More women test HIV positive in Assin North
The Assin North Municipality in the Central Region has seen a significant increase in reported cases of HIV infections particularly among girls and pregnant women as it recorded a total of 218 cases in 2017 made up of 162 females and 56 males.
In 2016, a total of 257 cases comprising 186 females and 69 males were recorded.
Madam Admire Owusu, the Municipal Disease Control Officer, who made this known in an interview with the Ghana News Agency, was dismayed that regardless of the Health Directorate’s relentless effort to tame the spread of the menace, more women were being infected as compared to men.
About 95 per cent of people living With HIV and AIDS were infected through unsafe sex, Madam Owusu disclosed, saying her office had increased the fight against the spread of the infection through the combination of a multi-faceted comprehensive public education approach and screening of pregnant women to reduce the prevalence rate.

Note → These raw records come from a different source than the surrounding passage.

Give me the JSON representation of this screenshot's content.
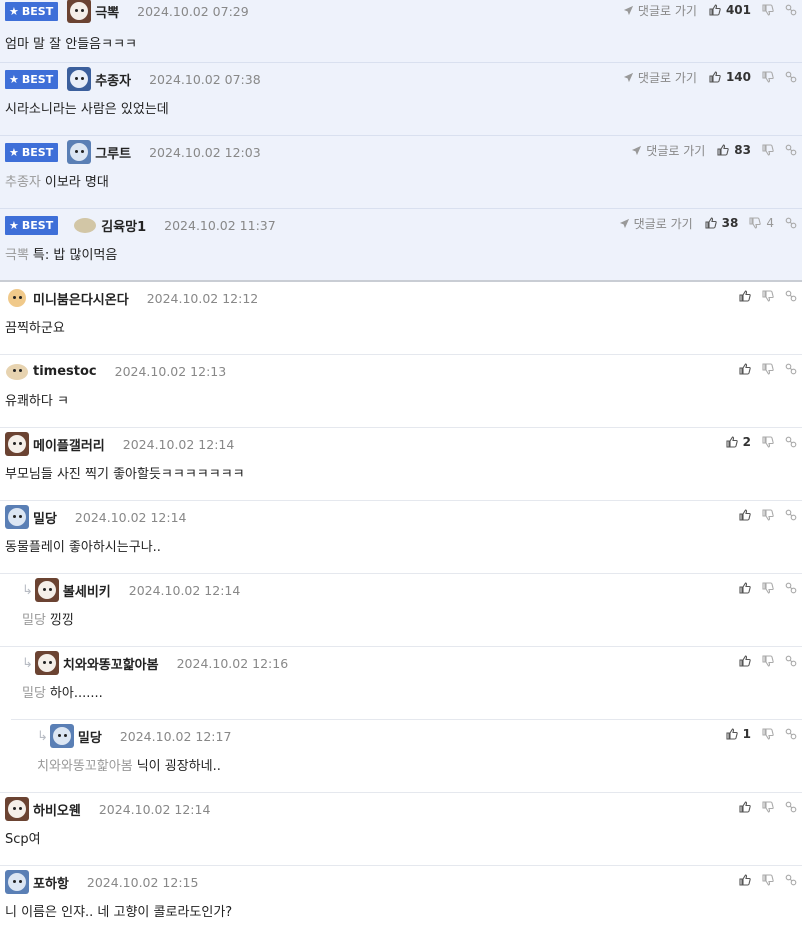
{
  "labels": {
    "best": "BEST",
    "reply": "댓글로 가기"
  },
  "comments": [
    {
      "nick": "극뽁",
      "date": "2024.10.02 07:29",
      "mention": "",
      "text": "엄마 말 잘 안들음ㅋㅋㅋ",
      "likes": "401",
      "dislikes": ""
    },
    {
      "nick": "추종자",
      "date": "2024.10.02 07:38",
      "mention": "",
      "text": "시라소니라는 사람은 있었는데",
      "likes": "140",
      "dislikes": ""
    },
    {
      "nick": "그루트",
      "date": "2024.10.02 12:03",
      "mention": "추종자",
      "text": "이보라 명대",
      "likes": "83",
      "dislikes": ""
    },
    {
      "nick": "김육망1",
      "date": "2024.10.02 11:37",
      "mention": "극뽁",
      "text": "특: 밥 많이먹음",
      "likes": "38",
      "dislikes": "4"
    },
    {
      "nick": "미니붐은다시온다",
      "date": "2024.10.02 12:12",
      "mention": "",
      "text": "끔찍하군요",
      "likes": "",
      "dislikes": ""
    },
    {
      "nick": "timestoc",
      "date": "2024.10.02 12:13",
      "mention": "",
      "text": "유쾌하다 ㅋ",
      "likes": "",
      "dislikes": ""
    },
    {
      "nick": "메이플갤러리",
      "date": "2024.10.02 12:14",
      "mention": "",
      "text": "부모님들 사진 찍기 좋아할듯ㅋㅋㅋㅋㅋㅋㅋ",
      "likes": "2",
      "dislikes": ""
    },
    {
      "nick": "밀당",
      "date": "2024.10.02 12:14",
      "mention": "",
      "text": "동물플레이 좋아하시는구나..",
      "likes": "",
      "dislikes": ""
    },
    {
      "nick": "볼세비키",
      "date": "2024.10.02 12:14",
      "mention": "밀당",
      "text": "낑낑",
      "likes": "",
      "dislikes": ""
    },
    {
      "nick": "치와와똥꼬핥아봄",
      "date": "2024.10.02 12:16",
      "mention": "밀당",
      "text": "하아.......",
      "likes": "",
      "dislikes": ""
    },
    {
      "nick": "밀당",
      "date": "2024.10.02 12:17",
      "mention": "치와와똥꼬핥아봄",
      "text": "닉이 굉장하네..",
      "likes": "1",
      "dislikes": ""
    },
    {
      "nick": "하비오웬",
      "date": "2024.10.02 12:14",
      "mention": "",
      "text": "Scp여",
      "likes": "",
      "dislikes": ""
    },
    {
      "nick": "포하항",
      "date": "2024.10.02 12:15",
      "mention": "",
      "text": "니 이름은 인쟈.. 네 고향이 콜로라도인가?",
      "likes": "",
      "dislikes": ""
    }
  ]
}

She added that their goal was particularly, to find the HIV status of pregnant women to properly counsel and provide them with drugs, to prevent mother-to-child transmission, which was critical to the prevention of the disease, and hinted that they were making good progress as more pregnant women with the disease were being supported.
Madam Owusu identified the absence of adequate resources to undertake “aggressive education” as one of the reasons for the upsurge and advised the youth to lead morally responsible lives to avoid contracting the disease, because 95 per cent was contracted through unprotected sex with multiple partners, while the five percent was through contaminated razors and used tooth brushes amongst others.
She advised Ghanaians to protect themselves against the pandemic, emphasizing that HIV and AIDS was real and people needed to be careful and abstain from casual sex as the best weapon in the fight against it.
Madam Owusu appealed to the general public to go for voluntary HIV/AIDS tests in order to know their status to guide them on their lives, because drugs were available to help prolong their lives in case anyone tested positive.
On stigmatization and misconceptions surrounding the mode of contraction and drugs use, she said “it was unacceptable to stigmatize those with the disease. All must come out voluntarily to declare their status.”
In addition to that, she appealed to parents and guardians to monitor their children to ensure that they led morally upright lives and avoided indulging in social vices.
HIV and AIDS remained an obstacle to the socio-economic progress of the country and all must contribute towards achieving the long term goal to end AIDS by 2030, she noted and admonished all HIV and AIDS working partners to maximise their efforts to facilitate faster positive behavioural change.